### TASK REQUIREMENTS
Across the data below, how many lines have the word "this" in them? Give the number and nothing else.

___ MATERIAL SHOWN

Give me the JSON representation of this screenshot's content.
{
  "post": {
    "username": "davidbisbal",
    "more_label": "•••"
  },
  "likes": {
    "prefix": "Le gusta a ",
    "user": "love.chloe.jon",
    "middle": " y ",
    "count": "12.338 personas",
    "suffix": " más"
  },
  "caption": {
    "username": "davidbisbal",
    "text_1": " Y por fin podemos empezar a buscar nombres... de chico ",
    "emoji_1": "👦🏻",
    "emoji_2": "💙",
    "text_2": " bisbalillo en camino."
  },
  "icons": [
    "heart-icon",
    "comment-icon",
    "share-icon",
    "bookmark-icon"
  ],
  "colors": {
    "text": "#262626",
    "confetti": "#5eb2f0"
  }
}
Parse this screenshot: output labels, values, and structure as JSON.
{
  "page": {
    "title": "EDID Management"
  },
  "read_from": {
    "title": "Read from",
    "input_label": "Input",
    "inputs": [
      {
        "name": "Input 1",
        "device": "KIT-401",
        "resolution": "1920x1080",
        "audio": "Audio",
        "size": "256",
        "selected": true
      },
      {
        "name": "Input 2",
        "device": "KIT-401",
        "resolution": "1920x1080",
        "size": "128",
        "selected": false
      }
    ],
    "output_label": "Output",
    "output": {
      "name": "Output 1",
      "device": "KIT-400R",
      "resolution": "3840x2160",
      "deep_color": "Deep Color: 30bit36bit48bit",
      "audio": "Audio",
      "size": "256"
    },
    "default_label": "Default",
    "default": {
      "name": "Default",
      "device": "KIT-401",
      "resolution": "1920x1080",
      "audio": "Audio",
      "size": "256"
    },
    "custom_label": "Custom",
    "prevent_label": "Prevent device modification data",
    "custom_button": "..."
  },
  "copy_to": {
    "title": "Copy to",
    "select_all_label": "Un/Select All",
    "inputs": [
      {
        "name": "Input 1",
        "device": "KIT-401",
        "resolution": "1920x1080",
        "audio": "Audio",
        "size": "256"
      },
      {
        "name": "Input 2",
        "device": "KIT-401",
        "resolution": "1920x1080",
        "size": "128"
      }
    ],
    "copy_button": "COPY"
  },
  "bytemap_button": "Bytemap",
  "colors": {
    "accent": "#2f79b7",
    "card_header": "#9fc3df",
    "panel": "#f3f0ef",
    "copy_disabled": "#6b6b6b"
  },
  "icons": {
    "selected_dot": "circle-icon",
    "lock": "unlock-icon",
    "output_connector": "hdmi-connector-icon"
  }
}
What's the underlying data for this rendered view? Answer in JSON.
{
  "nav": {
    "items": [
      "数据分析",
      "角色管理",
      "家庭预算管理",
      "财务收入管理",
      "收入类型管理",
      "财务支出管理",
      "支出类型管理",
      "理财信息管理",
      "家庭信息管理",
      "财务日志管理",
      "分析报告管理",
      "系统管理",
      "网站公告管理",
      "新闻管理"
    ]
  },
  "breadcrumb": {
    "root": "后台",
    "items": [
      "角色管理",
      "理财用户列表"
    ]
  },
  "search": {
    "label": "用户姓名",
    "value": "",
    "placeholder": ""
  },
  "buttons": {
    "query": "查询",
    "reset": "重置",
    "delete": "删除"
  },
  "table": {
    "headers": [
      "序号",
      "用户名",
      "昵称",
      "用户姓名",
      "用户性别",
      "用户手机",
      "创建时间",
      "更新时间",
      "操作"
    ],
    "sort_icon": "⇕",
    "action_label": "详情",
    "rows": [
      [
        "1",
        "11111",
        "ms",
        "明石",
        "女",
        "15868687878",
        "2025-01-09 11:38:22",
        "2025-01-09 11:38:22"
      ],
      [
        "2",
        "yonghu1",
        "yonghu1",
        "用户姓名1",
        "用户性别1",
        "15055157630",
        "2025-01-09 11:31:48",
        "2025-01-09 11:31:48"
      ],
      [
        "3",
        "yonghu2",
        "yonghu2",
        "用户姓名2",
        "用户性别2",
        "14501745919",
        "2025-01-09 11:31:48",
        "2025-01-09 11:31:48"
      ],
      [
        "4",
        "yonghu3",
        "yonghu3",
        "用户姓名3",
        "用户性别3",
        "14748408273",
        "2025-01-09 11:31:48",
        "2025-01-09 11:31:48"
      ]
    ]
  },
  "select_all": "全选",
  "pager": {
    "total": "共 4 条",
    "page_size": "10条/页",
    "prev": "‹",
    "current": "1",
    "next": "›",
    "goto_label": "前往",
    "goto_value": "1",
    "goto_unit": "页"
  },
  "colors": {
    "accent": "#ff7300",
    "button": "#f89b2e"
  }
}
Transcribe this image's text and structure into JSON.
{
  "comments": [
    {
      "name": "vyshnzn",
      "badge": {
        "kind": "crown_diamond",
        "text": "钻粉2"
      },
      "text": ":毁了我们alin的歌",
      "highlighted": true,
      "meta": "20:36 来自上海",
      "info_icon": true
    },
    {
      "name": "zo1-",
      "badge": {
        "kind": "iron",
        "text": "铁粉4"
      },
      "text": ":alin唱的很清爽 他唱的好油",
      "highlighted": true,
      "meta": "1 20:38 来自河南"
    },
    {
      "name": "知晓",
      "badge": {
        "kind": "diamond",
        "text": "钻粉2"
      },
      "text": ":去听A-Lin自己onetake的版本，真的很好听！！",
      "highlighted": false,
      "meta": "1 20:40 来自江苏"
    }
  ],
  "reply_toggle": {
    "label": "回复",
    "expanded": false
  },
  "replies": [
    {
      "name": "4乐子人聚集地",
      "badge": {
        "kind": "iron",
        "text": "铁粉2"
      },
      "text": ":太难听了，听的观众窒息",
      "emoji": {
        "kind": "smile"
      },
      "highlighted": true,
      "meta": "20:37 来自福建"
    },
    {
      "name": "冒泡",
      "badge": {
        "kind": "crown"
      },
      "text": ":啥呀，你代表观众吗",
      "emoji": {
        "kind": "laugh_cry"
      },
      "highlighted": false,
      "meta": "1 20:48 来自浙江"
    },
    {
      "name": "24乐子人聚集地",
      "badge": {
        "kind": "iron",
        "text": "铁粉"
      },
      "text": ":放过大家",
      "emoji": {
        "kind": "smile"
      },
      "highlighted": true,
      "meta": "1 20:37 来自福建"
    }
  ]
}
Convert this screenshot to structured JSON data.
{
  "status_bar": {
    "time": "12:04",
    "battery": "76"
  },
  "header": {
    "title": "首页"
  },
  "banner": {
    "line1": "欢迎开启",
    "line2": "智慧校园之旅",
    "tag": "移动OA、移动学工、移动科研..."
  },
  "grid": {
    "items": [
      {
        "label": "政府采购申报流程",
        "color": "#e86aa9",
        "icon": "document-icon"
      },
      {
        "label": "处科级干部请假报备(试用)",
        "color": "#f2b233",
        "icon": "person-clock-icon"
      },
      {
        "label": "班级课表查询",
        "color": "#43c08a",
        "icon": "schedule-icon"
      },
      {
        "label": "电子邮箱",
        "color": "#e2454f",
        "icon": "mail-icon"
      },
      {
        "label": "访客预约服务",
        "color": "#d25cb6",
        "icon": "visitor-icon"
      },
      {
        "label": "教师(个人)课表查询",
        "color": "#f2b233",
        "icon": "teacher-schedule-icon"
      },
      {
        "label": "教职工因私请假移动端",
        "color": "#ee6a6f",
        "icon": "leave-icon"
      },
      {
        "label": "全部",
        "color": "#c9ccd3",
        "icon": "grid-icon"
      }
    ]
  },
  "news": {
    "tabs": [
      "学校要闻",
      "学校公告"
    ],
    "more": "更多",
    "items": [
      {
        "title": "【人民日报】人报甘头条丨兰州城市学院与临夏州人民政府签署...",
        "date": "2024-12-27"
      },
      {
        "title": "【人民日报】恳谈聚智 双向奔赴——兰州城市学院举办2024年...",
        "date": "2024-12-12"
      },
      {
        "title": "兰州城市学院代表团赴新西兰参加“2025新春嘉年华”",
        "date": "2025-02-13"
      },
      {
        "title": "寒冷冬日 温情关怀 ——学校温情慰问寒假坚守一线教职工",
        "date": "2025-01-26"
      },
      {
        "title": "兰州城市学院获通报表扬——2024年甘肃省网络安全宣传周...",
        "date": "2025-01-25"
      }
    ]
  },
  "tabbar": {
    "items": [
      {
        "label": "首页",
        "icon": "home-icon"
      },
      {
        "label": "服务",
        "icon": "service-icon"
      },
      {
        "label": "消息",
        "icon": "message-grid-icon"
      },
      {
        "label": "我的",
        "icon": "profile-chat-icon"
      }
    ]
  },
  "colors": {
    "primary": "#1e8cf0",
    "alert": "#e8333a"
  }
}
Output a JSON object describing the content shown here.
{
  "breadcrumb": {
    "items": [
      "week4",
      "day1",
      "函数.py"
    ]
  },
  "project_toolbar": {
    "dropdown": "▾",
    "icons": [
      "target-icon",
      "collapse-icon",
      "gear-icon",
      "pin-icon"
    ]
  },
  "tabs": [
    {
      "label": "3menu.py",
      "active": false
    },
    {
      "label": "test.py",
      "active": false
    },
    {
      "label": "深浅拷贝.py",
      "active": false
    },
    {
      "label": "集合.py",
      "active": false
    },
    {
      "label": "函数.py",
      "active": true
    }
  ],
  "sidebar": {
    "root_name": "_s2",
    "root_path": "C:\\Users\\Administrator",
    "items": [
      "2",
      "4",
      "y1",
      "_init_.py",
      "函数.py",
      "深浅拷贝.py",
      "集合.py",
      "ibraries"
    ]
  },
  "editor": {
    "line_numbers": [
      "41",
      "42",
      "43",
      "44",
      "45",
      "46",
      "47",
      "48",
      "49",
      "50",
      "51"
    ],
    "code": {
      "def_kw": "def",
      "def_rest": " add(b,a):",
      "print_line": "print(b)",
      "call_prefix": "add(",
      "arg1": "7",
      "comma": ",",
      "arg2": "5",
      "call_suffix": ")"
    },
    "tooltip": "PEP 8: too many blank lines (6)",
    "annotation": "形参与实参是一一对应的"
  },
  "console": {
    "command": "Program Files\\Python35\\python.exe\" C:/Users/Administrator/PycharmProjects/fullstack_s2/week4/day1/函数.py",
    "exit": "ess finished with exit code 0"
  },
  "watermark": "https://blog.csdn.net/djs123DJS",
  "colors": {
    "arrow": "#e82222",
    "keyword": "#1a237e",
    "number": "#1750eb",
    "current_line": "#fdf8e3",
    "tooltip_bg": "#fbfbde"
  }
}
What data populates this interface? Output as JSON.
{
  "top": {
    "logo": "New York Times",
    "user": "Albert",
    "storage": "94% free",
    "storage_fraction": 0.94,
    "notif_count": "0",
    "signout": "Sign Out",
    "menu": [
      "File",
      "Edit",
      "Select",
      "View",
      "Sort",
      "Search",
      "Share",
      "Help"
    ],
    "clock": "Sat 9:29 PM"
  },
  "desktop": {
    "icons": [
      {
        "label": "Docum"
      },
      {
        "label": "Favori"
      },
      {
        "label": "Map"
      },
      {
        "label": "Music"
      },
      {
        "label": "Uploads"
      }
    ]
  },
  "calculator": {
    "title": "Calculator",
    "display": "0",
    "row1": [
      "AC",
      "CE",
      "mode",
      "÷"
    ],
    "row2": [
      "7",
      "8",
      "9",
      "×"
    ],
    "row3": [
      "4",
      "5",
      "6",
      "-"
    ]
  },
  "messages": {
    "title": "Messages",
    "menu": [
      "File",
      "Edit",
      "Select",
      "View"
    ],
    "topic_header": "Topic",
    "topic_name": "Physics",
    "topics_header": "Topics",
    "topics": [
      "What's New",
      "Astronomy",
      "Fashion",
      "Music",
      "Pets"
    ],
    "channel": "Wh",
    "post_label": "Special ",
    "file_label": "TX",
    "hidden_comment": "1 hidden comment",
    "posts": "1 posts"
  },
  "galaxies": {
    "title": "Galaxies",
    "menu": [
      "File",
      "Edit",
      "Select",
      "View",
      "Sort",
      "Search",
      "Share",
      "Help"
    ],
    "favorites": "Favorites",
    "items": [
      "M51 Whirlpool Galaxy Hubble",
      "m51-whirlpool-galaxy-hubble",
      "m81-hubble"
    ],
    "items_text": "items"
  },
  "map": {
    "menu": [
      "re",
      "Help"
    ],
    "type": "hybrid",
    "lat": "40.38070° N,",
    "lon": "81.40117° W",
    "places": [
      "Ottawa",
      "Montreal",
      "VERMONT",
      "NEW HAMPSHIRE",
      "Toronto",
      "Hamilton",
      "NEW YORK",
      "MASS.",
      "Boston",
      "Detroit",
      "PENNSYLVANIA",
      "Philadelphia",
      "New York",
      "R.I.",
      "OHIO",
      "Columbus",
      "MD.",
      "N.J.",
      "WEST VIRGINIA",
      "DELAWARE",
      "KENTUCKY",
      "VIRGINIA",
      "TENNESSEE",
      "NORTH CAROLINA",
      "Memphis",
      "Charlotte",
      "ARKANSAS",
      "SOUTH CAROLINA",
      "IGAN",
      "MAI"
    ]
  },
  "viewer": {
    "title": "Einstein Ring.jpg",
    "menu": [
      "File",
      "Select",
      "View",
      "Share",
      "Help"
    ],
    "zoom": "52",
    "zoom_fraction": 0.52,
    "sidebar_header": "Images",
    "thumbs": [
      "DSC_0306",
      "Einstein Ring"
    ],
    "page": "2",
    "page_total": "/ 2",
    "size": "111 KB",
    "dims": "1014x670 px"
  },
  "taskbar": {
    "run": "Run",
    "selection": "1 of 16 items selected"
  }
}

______

### RESULT
6